The Executive Council of Australian Jewry is a body which represents a portion of Australia's Jewish population, which at the moment is about 100,000 people. Assuming that a number of these are children and a number of these are secular Jews, we are also aware that a very large number - increasing every time Israel performs some further acts of violence against the Palestinians - are not zionists and also do not necessarily count themselves as Jewish in the census, but are atheists who were born of Jewish parents.
There are about 22 million people in Australia, and according to the actions of parliamentarians of all persuasions - now including some of the Greens - there seem to be about 10 million zionists.
The Jewish population works out at about 0.45 per cent of the total population, but seem to feel that they have the right to cry "anti-semitism" as soon as some issue arises which shows Israel in a negative light.

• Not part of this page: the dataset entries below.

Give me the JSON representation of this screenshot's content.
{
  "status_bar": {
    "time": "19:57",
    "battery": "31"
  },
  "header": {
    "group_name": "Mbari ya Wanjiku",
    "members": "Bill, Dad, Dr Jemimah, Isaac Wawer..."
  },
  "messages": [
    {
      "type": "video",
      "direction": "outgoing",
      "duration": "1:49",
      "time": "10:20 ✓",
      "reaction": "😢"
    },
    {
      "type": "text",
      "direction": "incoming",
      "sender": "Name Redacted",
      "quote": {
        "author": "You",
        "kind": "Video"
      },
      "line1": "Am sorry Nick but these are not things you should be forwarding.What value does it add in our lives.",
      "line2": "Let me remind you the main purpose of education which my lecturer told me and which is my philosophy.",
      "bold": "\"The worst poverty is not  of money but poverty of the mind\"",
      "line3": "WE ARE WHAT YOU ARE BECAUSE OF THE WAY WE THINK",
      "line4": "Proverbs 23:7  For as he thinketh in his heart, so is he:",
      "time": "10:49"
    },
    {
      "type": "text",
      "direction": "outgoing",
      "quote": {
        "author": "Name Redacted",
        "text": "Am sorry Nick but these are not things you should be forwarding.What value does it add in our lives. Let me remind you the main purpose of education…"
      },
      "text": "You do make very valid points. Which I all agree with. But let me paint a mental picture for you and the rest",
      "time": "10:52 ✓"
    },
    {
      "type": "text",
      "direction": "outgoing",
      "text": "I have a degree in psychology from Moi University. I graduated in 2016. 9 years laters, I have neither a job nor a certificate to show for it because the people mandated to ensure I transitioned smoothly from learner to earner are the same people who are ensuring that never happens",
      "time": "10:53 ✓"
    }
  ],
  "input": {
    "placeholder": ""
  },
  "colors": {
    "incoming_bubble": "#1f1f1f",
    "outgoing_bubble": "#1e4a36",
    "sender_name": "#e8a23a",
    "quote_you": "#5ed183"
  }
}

As this seems to be happening more and more frequently with less and less justification, it is time that organisations such as the ECAJ and JCCV and NSW Jewish Board of Deputies are made to understand that some Australians are still allowed a certain modicum of free speech, that not everything must be banned or censored because they demand it and because the federal government and its loyal opposition support them in the Jewish/Israel/Palestine issue, and that when films or programmes are shown on television or the big screen, people have the right to see them.
Criticise if they will, ban or censor they may not!
Oh, and if the Jewish zionists are so unhappy about life in Australia, I am sure Israel beckons!!
Jewish outcry on SBS series
By Leesha McKenny
January 17, 2012
A LEADING Jewish body is seeking to halt promotion and DVD sales of SBS series The Promise, a drama set in Israel and the occupied territories that it likened to Nazi propaganda.
The Executive Council of Australian Jewry said the British-made drama, inspired by accounts of British soldiers who served in Palestine during the 1940s, was anti-Semitic and in direct violation of the SBS code covering prejudice, racism and discrimination.
The four-part series, which screened late last year, depicts a young British woman retracing the footsteps of her grandfather, a soldier in the final years of the British Mandate in Palestine.
In its 31-page complaint to the SBS ombudsman, the council said historical inaccuracies and ''consistently negative portrayals'' of the central Jewish characters made the series comparable to the 1940 Nazi film Jud Suss.
It contended that identifiably Muslim characters would not be similarly portrayed by SBS.
In a letter to the broadcaster, the council's executive director, Peter Wertheim, said the complaint also related to any marketing or sale of the DVD, which would be ''inappropriate'' while the determination was pending.
The TV drama prompted a similar reaction following its screening in Britain last year. The UK's Office of Communications received 44 complaints about the series, none of which were upheld.
In an online question-and-answer session after the final episode aired in Britain, its Jewish writer-director, Peter Kosminsky, said 80 British veterans had been interviewed during research for The Promise.
''If criticism of Israel becomes entirely synonymous with anti-Semitism, it becomes almost impossible to attempt any kind of reasoned analysis of what is clearly one of the saddest and most intractable conflicts facing the human race today,'' he said.
The General Delegation of Palestine to Australia, New Zealand and the Pacific, which represents the Palestinian Authority, said the council's complaint was ''an attempt to silence legitimate historical investigation, recollection and representation''.
An SBS spokeswoman said the broadcaster had received a high level of positive and negative viewer feedback on the series. She said that as the complaint was expected to be resolved before the February 8 DVD release, ''it is unnecessary to provide any undertaking regarding the DVD release''. ''SBS will assess its position in relation to the sale of DVDs once the complaint has been resolved,'' she said.
Letter in The Age 18 January 2012
A leading Jewish body, in an effort to suppress DVD sales of the SBS series The Promise, has likened the program to Nazi propaganda. This shameful attempt at censorship is bad enough without the use of such loaded language. If the Executive Council of Australian Jewry thinks the show is unbalanced, fine; if they think it is bad television, say so; but to label it Nazi propaganda diminishes the credibility of the council and the dignity of Jews everywhere. I have no doubt that the council would have had no trouble at all with the program if the “consistently negative portrayals” were of Palestinians or British characters or if the “historical inaccuracies” fell in their favour. You may call the program propaganda; I call your public-relations efforts hypocrisy.
Jeremy Kenner, Mordialloc